Among writing, her passions also include reading, photography, and filmmaking. She is the founder of Houa Production, a film company in Minnesota, targeting modern Hmong films; her first release “Tuag Los Tseg” premiered at Carmike Theater. All these dreams were possible because of her parents’ sacrifice to cross the Mekong River and come to America. “My parents’ sacrifices to America was a big part of the inspiration. They had passed away, and I really hoped that they would get to read my writing and this new book. They gave my siblings and me an opportunity they didn’t have. So, when I wrote this book, I thought of their sacrifice. That is why this book is for them and for the many Hmong parents who have given their children the same dream.”
Beside writing, Lor is also a mother of six children and wife to Ko Vang. When it comes to her writing, her husband is the most supportive person in the writing process. “My husband is my biggest supporter. As a married woman in the Hmong community, I still battle with gender role equality. Yet, I have my right-hand person and that is him. No matter what I do, he is there to cheer me on and make sure I’m never alone when I walk across the finish line of this book.”
If Lor could share one piece of advices about writing Hmong books, she would encourage others to open doors to new friends and accept who they are. As Lor described, “Being a writer has helped me by opening doors to welcome warmth and friends in my life. I meet people who tell me that because of my writing, they changed this about themselves. This makes me cry because I’m never aware of how much I have impacted people, and then I realize that this too has influenced me to become aware of how I think of myself, my children and my spouse. I have learned to become positive and to accept all that I am.”

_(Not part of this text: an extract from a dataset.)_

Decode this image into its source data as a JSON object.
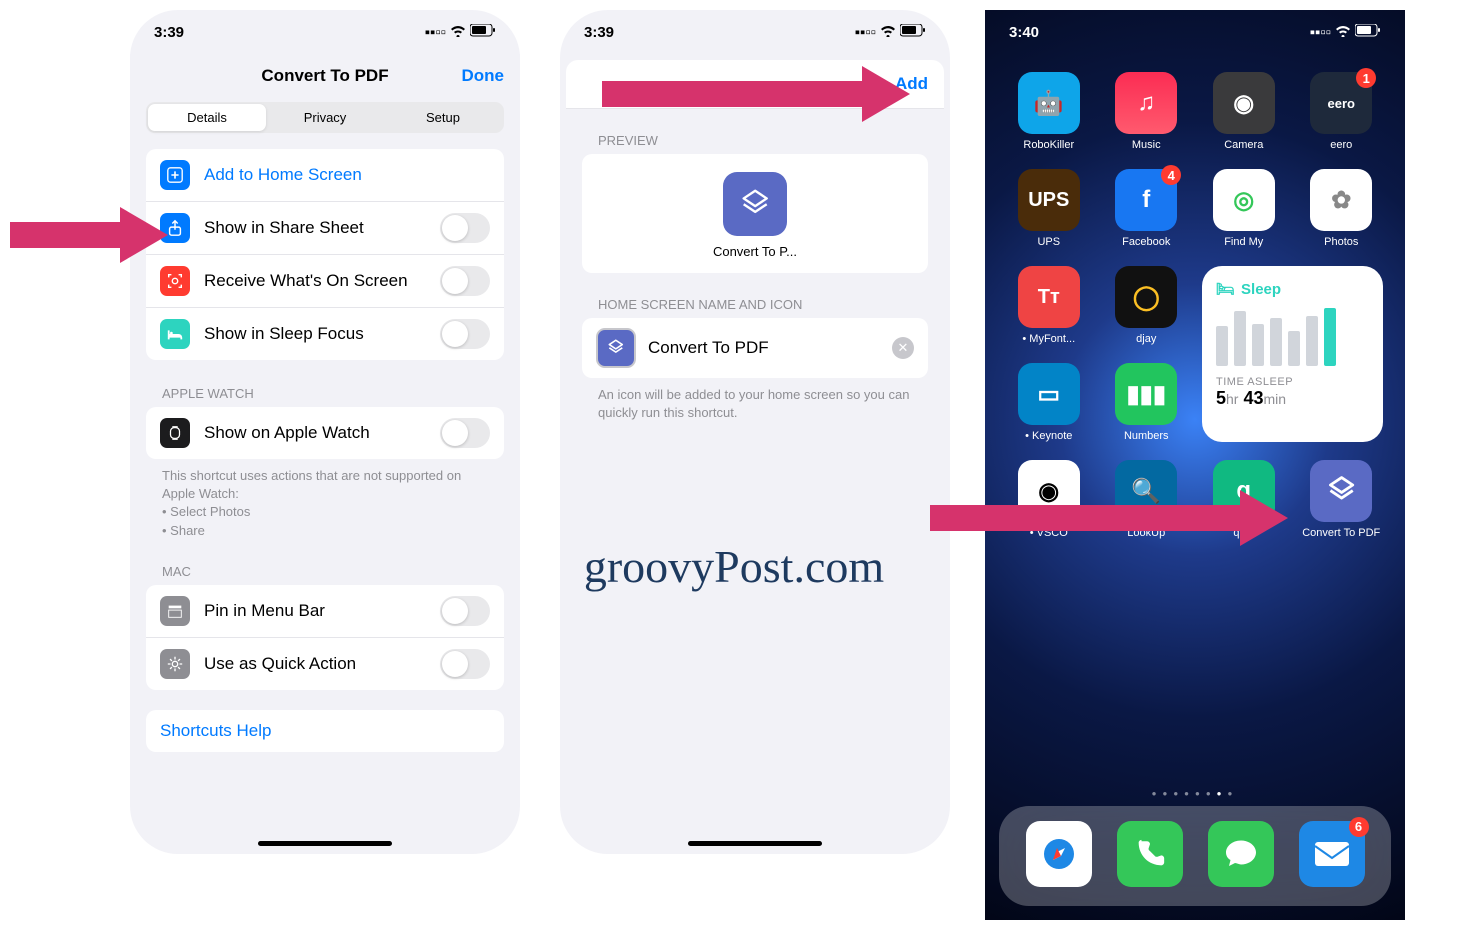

Beside writing, Lor has many other life interests. “I have many hobbies. I love hiking and nature is a second home to me. I’m a huge fan of photography and films. Reading books is always my best place to be. I love to cook and bake and to stay active, I love dancing.”
As Lor continues her writing, she hopes to someday release a new book about being a Hmong daughter-in-law. “I hope to release a book about the struggles of being a Hmong Nyab in the future, mainly poetry to feed on the hearts of the tears and the pain we each endure as we begin a new chapter called marriage,” said Lor.
If anything she could give to her fans and readers, she offers the following statement: “Never stop writing. A book, a story, anything you want to do always starts out as an idea no one believes in. Put your heart and soul into it. Choose to tell your story even if no one is listening because chances are, you never know who you are already inspiring and chances are, they are a silent watcher.”
The Hmong Educational Resources (HER) Publisher believes in the power of education and the impact of stories. HER is an independent publisher of books about Hmong people, culture, and life experiences. To read more about The Sound of Qeej, please visit www.herpublisher.com. Fans and readers could also follow the author at www.getintohouasmind.blogspot.com